The post I wanted to write was about finishing up a book proposal on Thursday that I've been spending a whole bunch of the past few weeks working on, and now it's in my agent's inbox and hopefully will get a good response.
Instead, I'm writing a different post. My mom had what appears to be a small stroke yesterday. Fortunately, my stepdad recognized quickly what was going on and rushed her to the hospital and they were able to give her an clot-busting medication that will hopefully limit the damage. She seems to be doing well-- no motor deficits at all, memory seems ok for now, and there's just some small language issues-- having some trouble saying all the words she wants to say, and sometimes the speech comes out garbled, and some similar trouble with reading. But it got noticeably better as the hours passed post-medication, and she seemed more like herself last night, and was able to read a little bit-- the problem seeming like it's less about understanding what she's reading than about reading it aloud, so that's good. Apparently the stroke-- they're assuming at this point it was a stroke unless they find evidence otherwise-- was small enough that it wasn't coming up on the first read of the MRI-- but they're doing more tests to figure out what happened, why it happened, and the best ways to avoid something similar or worse happening again.

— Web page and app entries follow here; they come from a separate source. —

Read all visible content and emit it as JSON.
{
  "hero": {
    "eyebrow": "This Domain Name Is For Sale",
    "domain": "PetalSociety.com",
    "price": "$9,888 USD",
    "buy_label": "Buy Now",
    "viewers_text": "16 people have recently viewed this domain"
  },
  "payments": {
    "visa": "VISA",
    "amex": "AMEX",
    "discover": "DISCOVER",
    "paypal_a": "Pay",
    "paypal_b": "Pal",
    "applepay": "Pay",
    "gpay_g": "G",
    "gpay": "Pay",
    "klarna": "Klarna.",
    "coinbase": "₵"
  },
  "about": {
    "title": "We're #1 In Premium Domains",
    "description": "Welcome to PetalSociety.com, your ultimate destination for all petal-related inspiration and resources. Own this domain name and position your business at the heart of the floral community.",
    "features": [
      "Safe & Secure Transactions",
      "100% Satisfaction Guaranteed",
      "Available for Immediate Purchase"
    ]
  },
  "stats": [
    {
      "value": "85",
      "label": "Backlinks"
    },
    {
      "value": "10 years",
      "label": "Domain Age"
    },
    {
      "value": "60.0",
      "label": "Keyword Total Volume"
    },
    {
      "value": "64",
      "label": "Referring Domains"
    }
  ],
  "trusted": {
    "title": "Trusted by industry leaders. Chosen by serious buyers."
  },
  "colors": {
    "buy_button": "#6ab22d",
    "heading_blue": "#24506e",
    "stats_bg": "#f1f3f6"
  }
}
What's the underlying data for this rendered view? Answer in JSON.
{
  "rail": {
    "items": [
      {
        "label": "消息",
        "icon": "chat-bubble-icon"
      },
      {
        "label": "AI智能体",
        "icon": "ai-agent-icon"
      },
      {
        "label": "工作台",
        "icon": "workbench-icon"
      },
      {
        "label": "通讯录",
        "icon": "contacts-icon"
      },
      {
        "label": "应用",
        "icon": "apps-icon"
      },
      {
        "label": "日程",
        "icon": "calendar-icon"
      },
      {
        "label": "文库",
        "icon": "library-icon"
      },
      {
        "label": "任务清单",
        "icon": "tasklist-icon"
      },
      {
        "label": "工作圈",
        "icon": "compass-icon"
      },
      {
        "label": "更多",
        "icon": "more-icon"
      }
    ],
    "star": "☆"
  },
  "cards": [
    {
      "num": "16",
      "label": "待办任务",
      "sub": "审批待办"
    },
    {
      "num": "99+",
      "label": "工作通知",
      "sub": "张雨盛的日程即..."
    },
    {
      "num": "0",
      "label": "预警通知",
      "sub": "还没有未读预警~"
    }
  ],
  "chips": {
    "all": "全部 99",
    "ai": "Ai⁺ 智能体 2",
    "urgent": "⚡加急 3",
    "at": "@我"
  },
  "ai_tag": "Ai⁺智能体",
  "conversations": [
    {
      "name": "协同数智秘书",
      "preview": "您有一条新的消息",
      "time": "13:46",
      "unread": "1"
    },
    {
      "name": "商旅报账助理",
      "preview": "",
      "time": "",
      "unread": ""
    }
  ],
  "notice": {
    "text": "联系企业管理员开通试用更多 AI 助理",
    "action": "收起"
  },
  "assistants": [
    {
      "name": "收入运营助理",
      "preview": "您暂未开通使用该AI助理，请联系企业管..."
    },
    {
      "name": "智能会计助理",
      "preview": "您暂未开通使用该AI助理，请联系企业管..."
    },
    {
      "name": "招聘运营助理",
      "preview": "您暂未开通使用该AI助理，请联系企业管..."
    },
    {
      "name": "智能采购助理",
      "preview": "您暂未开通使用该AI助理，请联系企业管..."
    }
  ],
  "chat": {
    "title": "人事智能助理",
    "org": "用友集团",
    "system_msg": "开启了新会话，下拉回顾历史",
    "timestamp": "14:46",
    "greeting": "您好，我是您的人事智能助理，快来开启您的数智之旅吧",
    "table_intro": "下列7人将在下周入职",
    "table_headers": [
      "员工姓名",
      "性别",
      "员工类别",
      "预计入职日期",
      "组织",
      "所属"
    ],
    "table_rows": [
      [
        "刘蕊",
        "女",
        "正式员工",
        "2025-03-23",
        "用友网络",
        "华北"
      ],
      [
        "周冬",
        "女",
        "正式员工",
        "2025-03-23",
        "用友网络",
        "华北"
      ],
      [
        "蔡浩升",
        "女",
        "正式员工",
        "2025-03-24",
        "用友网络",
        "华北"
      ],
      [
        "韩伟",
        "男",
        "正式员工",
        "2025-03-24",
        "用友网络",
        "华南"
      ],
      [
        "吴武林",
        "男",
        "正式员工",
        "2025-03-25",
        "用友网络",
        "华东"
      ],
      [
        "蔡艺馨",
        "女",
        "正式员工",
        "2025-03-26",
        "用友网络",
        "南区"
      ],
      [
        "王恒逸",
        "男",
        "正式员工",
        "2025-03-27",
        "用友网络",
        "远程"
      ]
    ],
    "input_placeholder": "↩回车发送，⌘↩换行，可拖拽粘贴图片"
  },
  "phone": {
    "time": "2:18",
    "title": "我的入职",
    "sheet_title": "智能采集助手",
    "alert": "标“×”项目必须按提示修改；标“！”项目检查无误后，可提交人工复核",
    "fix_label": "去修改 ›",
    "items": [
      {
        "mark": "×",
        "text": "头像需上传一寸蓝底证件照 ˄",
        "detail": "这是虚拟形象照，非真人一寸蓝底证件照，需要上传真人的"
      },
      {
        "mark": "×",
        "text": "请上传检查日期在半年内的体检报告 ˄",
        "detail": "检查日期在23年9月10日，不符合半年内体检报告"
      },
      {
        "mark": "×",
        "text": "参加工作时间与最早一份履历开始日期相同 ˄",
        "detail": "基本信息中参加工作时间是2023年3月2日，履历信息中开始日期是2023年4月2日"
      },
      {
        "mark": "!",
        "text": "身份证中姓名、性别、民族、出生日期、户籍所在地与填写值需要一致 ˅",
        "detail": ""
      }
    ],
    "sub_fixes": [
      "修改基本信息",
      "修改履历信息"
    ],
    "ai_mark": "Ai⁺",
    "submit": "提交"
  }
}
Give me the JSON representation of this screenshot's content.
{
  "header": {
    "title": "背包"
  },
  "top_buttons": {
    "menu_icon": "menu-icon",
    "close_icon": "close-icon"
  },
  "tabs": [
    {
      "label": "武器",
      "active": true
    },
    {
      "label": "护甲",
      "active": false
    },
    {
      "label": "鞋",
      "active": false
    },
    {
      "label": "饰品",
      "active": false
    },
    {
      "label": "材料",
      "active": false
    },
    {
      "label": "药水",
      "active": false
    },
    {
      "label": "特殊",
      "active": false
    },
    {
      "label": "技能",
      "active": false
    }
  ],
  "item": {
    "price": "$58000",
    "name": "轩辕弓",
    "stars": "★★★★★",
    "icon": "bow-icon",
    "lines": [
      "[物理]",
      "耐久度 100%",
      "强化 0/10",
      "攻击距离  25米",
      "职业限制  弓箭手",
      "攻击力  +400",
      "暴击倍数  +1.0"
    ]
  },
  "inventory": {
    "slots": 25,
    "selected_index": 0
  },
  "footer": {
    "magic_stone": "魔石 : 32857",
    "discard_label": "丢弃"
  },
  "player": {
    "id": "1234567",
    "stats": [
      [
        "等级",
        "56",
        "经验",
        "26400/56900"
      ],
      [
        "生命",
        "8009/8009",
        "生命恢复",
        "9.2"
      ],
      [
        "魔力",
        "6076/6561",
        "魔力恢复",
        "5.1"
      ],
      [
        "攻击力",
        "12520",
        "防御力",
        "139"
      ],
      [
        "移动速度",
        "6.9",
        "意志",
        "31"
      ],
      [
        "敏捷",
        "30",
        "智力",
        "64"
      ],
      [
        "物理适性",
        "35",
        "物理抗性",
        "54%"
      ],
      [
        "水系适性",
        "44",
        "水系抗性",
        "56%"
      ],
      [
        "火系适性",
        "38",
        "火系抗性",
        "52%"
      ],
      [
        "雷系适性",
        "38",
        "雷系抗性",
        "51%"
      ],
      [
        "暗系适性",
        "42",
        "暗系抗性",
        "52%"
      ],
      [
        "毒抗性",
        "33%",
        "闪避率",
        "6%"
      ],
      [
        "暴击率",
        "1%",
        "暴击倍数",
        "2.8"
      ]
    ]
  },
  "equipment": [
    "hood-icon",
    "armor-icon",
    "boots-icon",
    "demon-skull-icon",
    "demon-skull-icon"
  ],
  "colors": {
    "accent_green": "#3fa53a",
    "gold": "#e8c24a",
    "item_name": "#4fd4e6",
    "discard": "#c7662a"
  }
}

It feels a little bizarre that only about a year after my grandma's stroke, my mom has something similar and hitting what seems like a similar area of the brain-- my grandma had this same word-finding problem in the hours and days after the stroke, until we started to realize the problem ran deeper than that and her memory was really quite affected. But her stroke was very much visible on the scans and so hopefully that means my mom's was much, much smaller and won't leave her with the same kinds of memory issues and inability to be independent that my grandma has unfortunately had to deal with.
The plausible theory is that my mom's breast and kidney cancers over the past couple of years made her blood more likely to coagulate-- apparently an issue with people who've had cancer-- and thus more susceptible to something like this.
But fingers crossed that the damage is minimal and it'll resolve itself over the next few days, especially because we were able to get her the clot-busting drug quickly.
She thought she was out of the woods post-the cancer stuff over the past few years, but it just seems like it never really ends. Hearing Nina's stories from work, and really just as we get to an age where parents get older, it seems like for everyone, sadly, a good part of life ends up being about dealing with illness, yours or others. And it sucks. For everyone.
That was a fairly incoherent paragraph, but maybe there's a point there somewhere.